British chemical engineers are falling behind their US counterparts in carrying out leading-edge work, according to a new method of analysing citations of papers. And it seems the research assessment exercise may be partly to blame.
The "citation footprint" technique, developed by Gilbert Shama, Klaus Hellgardt and Charles Oppenheim of Loughborough University, indicates that chemical engineering research in the UK continues to focus on narrowly defined traditional areas such as multiphase flow, standard separation processes, process control and distillation.

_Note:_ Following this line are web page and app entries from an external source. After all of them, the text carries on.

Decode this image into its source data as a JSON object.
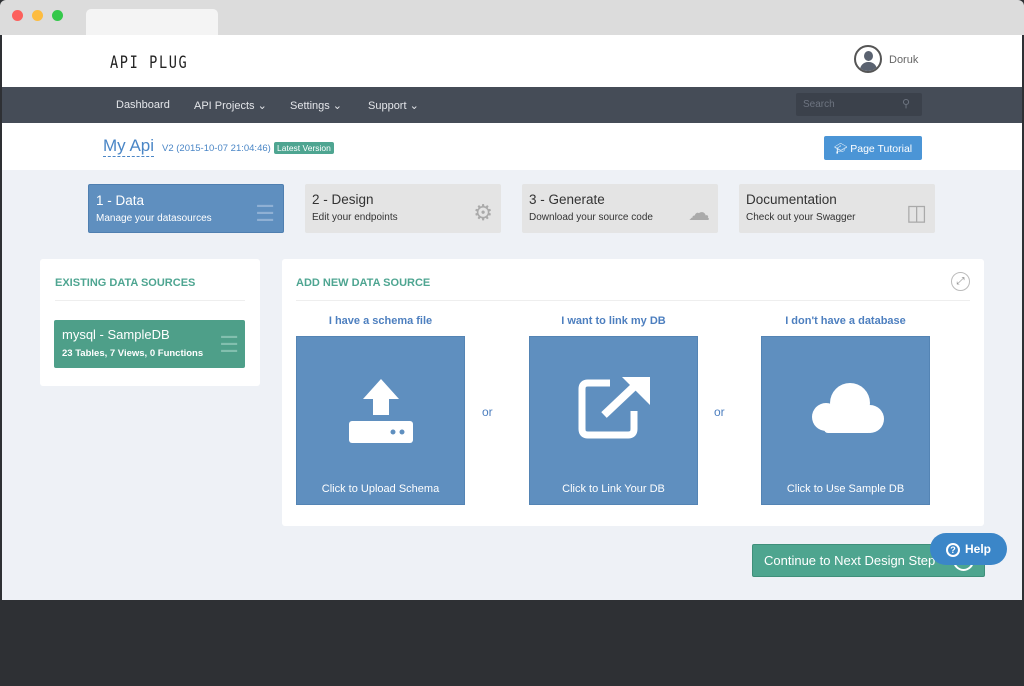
{
  "header": {
    "logo": "API PLUG",
    "user": "Doruk"
  },
  "nav": {
    "items": [
      "Dashboard",
      "API Projects ⌄",
      "Settings ⌄",
      "Support ⌄"
    ],
    "search_placeholder": "Search"
  },
  "project": {
    "name": "My Api",
    "version": "V2 (2015-10-07 21:04:46)",
    "badge": "Latest Version",
    "tutorial": "Page Tutorial"
  },
  "steps": [
    {
      "title": "1 - Data",
      "desc": "Manage your datasources"
    },
    {
      "title": "2 - Design",
      "desc": "Edit your endpoints"
    },
    {
      "title": "3 - Generate",
      "desc": "Download your source code"
    },
    {
      "title": "Documentation",
      "desc": "Check out your Swagger"
    }
  ],
  "existing": {
    "title": "EXISTING DATA SOURCES",
    "source": {
      "name": "mysql - SampleDB",
      "detail": "23 Tables, 7 Views, 0 Functions"
    }
  },
  "add": {
    "title": "ADD NEW DATA SOURCE",
    "or": "or",
    "options": [
      {
        "heading": "I have a schema file",
        "label": "Click to Upload Schema"
      },
      {
        "heading": "I want to link my DB",
        "label": "Click to Link Your DB"
      },
      {
        "heading": "I don't have a database",
        "label": "Click to Use Sample DB"
      }
    ]
  },
  "continue": "Continue to Next Design Step",
  "help": "Help"
}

Dr Shama believes several factors are responsible for the UK sticking to tradition. "The RAE must be having an impact by strongly encouraging us to maintain a publication output strictly in our own field. It discourages us from broadening out, applying our knowledge and skill in fields such as biology, physics, medicine and biotechnology, as researchers in the US are doing." He also believes that a "certain amount of conservatism, vested interests," in chemical engineering departments has hampered the discipline's move into these other areas.
"Some people are, understandably, reluctant to let go of an area where they have made their names," he said, "but over the long term it could do a lot of damage to our discipline." By contrast, chemical engineering in the United States "appears to have reinvented itself".
Dr Shama, of Loughborough's chemical engineering department, said: "With globalisation of the industry, US chemical engineering academics have turned away from traditional, bedrock research topics and expanded into new areas such as tissue engineering, materials and biotechnology."
The citation footprint technique involved a comparison of leading researchers in seven of the top chemical engineering departments in the US and the UK. In the UK these are rated at 4 or above in the RAE.
Dr Shama stressed that the sample was small, but added: "We think the results do show strong differences in research bias between the UK and US. We plan to expand the study." The Loughborough team believes the "rigorous and sophisticated" technique, which uses a mixture of numerical and graphical analyses, can be applied to many other disciplines, allowing comparisons of the research paths taken by researchers, institutions and even countries, over time.